Skin Lightening and YouPosted on 2013-08-03 05:41:56
“Light is Right.”The misconception of beauty in modern African society is that those that are light skinned are more beautiful, more successful, and cooler, stand out in the crowd, rid themselves of imperfections and are more likely to get more marriage proposals!!! And they do get much more attention than your ordinary dark skinned girl. This has driven many women to resort to ways of bleaching their skin, now also referred to as toning. This does not only happen in Africa though but all over the world. Most women who bleach their skin actually do it in great haste in order to lighten their skin and claim the risks are purely the price of beauty. Skin bleaching is cosmetic treatment meant to make changes to the skin either to increase prominence, reduce said discolorations or make the skin color even. As it happens with most women they carry out this treatment not only to their faces but also their entire bodies in order to change their complexions. Skin lightening products are known as bleaching creams, whiteners, skin brighteners or fade. Older people have also used skin lightening in order to remove age spots , liver spots and other conditions which darken the skin. For other people some products may be prescribed by the doctor with specific instructions for therapeutic treatment of certain conditions although their treatment regimen should not be extended.
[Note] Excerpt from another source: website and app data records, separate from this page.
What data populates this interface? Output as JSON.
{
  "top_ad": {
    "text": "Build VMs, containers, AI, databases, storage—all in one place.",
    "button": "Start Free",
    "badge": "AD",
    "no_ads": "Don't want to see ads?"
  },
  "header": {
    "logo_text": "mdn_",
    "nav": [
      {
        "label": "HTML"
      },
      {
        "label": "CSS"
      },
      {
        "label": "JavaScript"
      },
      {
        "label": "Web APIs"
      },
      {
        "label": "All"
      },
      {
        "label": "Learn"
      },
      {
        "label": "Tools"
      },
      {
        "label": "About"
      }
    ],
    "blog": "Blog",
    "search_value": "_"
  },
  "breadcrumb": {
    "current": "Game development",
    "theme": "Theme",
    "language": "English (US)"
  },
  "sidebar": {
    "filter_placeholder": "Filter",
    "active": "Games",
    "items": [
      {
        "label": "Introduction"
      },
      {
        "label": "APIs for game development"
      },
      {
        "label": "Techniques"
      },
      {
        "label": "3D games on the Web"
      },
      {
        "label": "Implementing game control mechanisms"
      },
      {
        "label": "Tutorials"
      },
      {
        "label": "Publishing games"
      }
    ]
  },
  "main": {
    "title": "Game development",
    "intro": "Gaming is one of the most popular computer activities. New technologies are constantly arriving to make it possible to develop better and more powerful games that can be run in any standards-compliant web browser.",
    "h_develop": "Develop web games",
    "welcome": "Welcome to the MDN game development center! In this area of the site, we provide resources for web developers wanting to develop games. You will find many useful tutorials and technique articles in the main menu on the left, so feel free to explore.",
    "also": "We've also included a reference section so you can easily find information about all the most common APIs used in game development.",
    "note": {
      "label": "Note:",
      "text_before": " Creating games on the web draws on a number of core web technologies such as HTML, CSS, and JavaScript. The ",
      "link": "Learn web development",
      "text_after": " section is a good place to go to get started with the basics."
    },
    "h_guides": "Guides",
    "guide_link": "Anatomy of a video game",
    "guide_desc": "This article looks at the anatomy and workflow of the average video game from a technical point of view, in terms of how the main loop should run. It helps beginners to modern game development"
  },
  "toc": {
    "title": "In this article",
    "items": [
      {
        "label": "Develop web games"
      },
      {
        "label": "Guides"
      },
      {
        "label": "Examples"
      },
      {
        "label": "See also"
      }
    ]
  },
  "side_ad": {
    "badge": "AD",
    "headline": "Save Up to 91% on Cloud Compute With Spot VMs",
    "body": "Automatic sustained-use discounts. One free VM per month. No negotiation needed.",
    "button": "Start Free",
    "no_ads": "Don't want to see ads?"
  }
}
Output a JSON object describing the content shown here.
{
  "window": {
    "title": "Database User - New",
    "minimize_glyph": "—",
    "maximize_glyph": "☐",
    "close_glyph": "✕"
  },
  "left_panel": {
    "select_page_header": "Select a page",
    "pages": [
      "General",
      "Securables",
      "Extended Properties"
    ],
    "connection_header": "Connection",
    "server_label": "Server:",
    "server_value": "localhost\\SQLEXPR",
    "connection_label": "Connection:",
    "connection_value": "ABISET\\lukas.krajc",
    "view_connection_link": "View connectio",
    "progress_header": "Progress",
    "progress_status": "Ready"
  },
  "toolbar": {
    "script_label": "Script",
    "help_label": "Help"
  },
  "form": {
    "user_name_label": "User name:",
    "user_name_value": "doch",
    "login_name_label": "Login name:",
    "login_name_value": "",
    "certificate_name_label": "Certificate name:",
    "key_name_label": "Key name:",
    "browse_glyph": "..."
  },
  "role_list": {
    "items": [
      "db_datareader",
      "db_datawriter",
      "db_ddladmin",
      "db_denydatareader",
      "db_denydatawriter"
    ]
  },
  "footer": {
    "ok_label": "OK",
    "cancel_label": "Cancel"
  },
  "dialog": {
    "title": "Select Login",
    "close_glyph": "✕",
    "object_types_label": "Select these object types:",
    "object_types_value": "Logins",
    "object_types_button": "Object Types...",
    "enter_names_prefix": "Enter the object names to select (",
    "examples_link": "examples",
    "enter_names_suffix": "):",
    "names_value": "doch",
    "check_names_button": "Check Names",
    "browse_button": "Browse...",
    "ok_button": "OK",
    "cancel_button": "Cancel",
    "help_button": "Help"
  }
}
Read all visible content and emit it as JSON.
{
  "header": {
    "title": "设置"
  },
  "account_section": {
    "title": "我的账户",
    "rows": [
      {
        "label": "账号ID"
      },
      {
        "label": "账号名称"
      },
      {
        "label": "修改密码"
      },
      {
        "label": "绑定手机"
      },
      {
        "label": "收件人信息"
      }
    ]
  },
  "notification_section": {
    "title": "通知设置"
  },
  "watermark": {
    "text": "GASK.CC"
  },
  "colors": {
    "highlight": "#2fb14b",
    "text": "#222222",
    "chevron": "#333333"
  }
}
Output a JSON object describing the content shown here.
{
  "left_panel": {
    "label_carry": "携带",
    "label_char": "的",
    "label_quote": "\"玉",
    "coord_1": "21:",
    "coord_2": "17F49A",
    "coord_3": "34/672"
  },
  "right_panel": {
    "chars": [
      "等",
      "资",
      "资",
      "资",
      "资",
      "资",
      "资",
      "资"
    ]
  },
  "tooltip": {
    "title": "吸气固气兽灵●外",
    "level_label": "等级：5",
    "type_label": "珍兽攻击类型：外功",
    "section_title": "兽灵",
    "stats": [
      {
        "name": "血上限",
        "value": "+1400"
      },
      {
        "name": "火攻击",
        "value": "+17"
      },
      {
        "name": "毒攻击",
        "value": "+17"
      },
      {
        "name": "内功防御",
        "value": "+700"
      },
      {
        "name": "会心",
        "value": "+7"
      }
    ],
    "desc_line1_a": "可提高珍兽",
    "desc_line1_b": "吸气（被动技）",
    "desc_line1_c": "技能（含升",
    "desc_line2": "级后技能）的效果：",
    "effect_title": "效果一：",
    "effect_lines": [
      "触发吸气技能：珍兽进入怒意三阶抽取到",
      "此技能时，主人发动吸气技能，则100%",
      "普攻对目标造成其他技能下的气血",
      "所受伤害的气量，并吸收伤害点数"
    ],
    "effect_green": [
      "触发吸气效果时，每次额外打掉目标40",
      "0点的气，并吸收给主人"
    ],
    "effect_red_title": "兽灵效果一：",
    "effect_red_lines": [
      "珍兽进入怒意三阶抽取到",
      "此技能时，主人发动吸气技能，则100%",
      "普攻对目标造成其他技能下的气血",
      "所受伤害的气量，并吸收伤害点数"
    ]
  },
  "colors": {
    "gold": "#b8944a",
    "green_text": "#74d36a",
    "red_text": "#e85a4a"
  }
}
Prolonged use of the said treatment with certain compounds results in adverse effects in addition to skin lightning. Africa has been known to a be a big market place for marketing of bleaching agents with Nigeria taking a lead according to WHO, followed by other countries such as Tanzania. Congolese men have also been known for skin lightening. As a consequence of skin lightening, women from West Africa, Senegal, Saudi Arabia and Mexico have been found with high levels of Mercury according to research done by University of Ohio in 2005. Fortunately in Kenya there have been regulations when it comes to selling of lightening creams and other skin agents. In previous years even road vendors were selling tubes and ointments for skin bleaching, where ingredients were unlabeled. Brands such as Movate, Jaribu, Peau Claire, Betalemon and Mekako have been long banned in the Kenyan market due to their dangerous components and the health risks associated with skin lightening.